Healthy Corner Stores NL
8 in 10 communities in our province do not have a supermarket, and rely heavily on offerings at their local corner store for groceries. This project was created to improve the offering of healthy, affordable food in corner stores in these communities.
The Need for Healthy Corner Stores in NL
84% of communities in Newfoundland and Labrador do not have a full-service grocery store, and this province has more corner stores per capita than any other Canadian province, especially in rural areas.
As a result, corner stores are pivotal players in the kind of food that is most readily available in many rural communities.
Residents of rural communities disproportionately rely on the food offerings at local corner stores, or, transportation to nearby communities to purchase food. Not everyone can access transportation.

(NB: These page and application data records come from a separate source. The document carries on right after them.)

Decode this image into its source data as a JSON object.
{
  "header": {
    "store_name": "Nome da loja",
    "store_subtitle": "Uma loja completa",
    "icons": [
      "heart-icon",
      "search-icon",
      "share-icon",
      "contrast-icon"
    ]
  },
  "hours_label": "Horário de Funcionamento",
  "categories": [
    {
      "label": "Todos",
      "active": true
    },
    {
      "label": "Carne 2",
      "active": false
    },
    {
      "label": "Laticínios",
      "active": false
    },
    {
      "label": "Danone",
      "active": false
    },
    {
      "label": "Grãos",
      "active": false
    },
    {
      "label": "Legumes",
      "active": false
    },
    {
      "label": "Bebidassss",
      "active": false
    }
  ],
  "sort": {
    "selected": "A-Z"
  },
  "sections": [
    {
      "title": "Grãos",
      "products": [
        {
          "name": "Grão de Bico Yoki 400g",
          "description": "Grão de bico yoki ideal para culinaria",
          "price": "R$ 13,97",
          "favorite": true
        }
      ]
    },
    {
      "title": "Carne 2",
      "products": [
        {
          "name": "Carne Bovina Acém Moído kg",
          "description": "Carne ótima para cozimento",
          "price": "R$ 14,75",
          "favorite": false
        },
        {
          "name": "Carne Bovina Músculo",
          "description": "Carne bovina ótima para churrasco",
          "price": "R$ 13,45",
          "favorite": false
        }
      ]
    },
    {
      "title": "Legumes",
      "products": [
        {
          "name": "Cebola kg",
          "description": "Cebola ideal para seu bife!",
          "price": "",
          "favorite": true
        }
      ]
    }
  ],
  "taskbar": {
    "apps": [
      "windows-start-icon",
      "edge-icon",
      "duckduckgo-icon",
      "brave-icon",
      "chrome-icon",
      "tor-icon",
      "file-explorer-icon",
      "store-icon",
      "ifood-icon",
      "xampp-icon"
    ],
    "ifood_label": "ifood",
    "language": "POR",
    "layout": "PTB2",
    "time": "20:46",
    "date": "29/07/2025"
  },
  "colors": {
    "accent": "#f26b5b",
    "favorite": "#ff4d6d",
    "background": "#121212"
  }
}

With so many rural towns lacking a supermarket, corner stores play a unique and vital role in community health and food security in small town Newfoundland & Labrador.
However, their shelves tend to be stocked based on long shelf-life, low wastage, and high profit margins. All of which lessen their availability of healthy food offerings.
With so many people in Newfoundland & Labrador relying on corner stores for food, this project aims to make it good business sense for corner stores to improve their selection of healthy, affordable, higher-quality food.
Pilot Project: Careen’s Convinience
In the spring of 2015, Careen's Convenience, run by Vivian and Gary Careen in the Cape Shore community of Branch, was announced as the pilot store for the project.
Health Canada provided seed funding to support a store makeover, including renovations, marketing support, and food and nutrition education to staff.
By the end of the intervention, Careen's had a deli counter from which to serve its new line of healthy, store-made items to go, like salads, soups, sandwiches, and fruit and vegetable trays.
Careen’s Convenience officially became the first Healthy Corner Store in NL.
2016: Pick Me Up Campaign
In 2016, the team took efforts one step further, with the launch of the Pick Me Up campaign.
Pick Me Up is a healthy retail branding campaign that promotes prepared food products and other healthier options over less healthy alternatives, through effective merchandising in corner stores.
Bright and colourful messaging inform customers of a store's healthier options. The results have been promising.
This project is a partnership between Food First NL, regional nutritionists at Eastern Health, and Dr. Catherine Mah at the Food Policy Lab at Memorial University. Funding provided by Health Canada.